How to Write a Good
Sex Scene


Pretend your parents don’t exist.

This is necessary because: (a) thinking about them potentially reading your scene will censor you and (b) if you fail at this step, images may pop into your mind that you will have to etch away by soaking your brain in lye.

Pretend nobody else exists either.

Nobody is ever going to read this. You are free to get as raunchy as you want.

Seriously, pretend NOBODY exists, not even you.

You are no longer in possession of your body. What’s the one thing you will miss the most about having a body? That’s right. Hot lovin’. You are now in the appropriate space of unbridled yearning from which to write.

Mine your hottest memories.

Also your fantasies — what’s the one nasty thing you wish you had gotten to do before you were unceremoniously yanked out of your body? Focus on sensory detail rather than emotions or clichés. For instance, I once had a lover who told me my juices smelled of cedar. I thought he was just being poetic until one day I was having lunch in a café by myself and I kept catching whiffs of a scent that reminded me of a little wooden flute I played as a kid I loved the smell of. The little flute was a reddish color: it was made of cedar. That made me remember that I had touched myself that morning so I sniffed my fingers and was like, Oh my God, he’s totally right! My muff smells like cedar! That’s the sort of thing you should use in a story, and as a matter of fact — why haven’t I used this yet? Expect it in my next novel.

Use the right, strong words for body parts.

Think about whether your narrative voice would use the word “pussy” or “cunt,” but stay away from “womanhood” or “ladyflower” or whatever. Unless you intend to be hilarious — hilarious is legit in certain instances.

There is nothing wrong with a tasteful fadeout before the sex happens if you can’t deal with naughty words.

It is much less irritating than overly metaphorical language that will make your reader go, Wait, did they actually fuck, or did they swim in a turbulent ocean, or did they go to some cheesy poetry slam, OR WHAT?

Know when to stop.

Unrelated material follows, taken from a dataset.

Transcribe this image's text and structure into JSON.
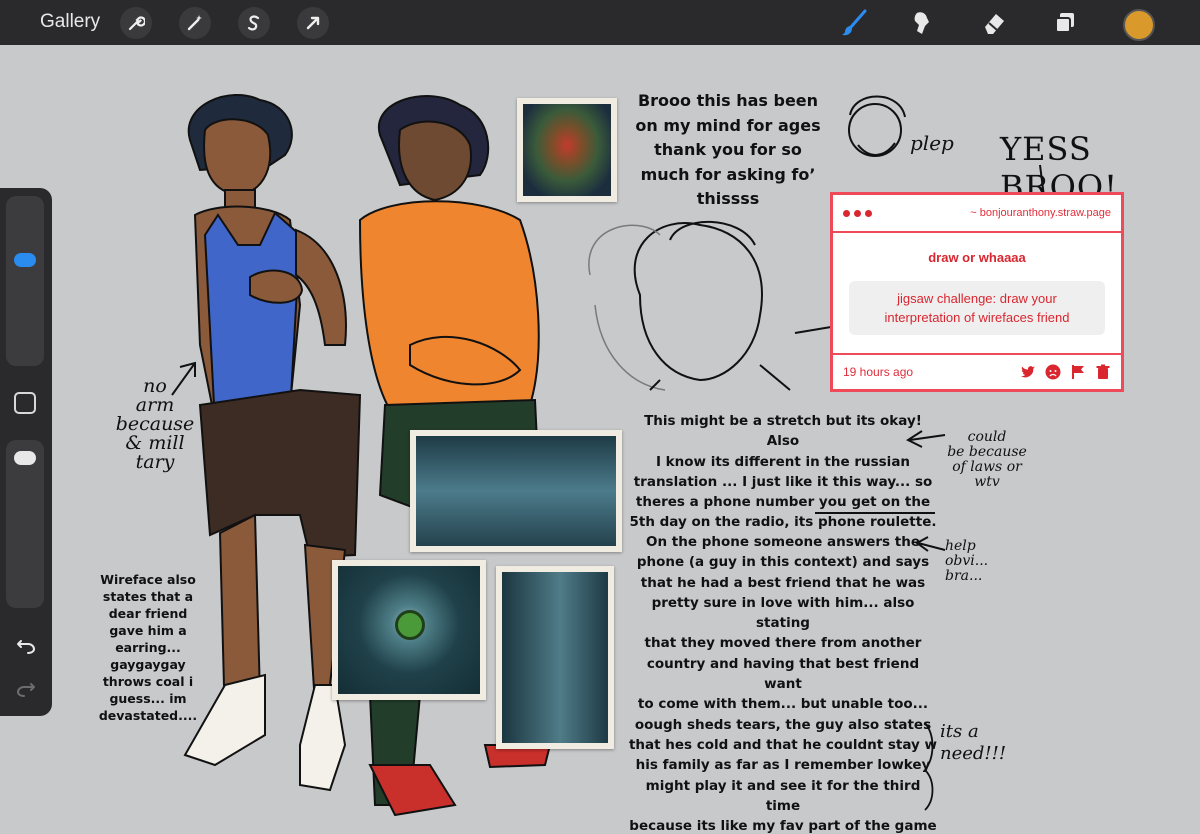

You don’t need a blow by blow of every move for the entire afternoon your protagonists got it on. End the graphic lovin’ at a place where you still want a little more. Leave the scene at a salient moment that tells you something important about the characters, and let that revelation be the last thing that soaks in.

Now go smoke a cigarette; take a nap; have a sandwich; have some lovey talk with your spouse — anything you do after actual sex is good.

Avoid writing something else directly after. Give the sex some space. Wait as long as possible before you revise, to let the words cool down. That way you can see if they have the intended effect when you’re no longer all feverish.

You’re welcome.


Elena Mauli Shapiro is the author of the novels In The Red and 13 Rue Thérèse.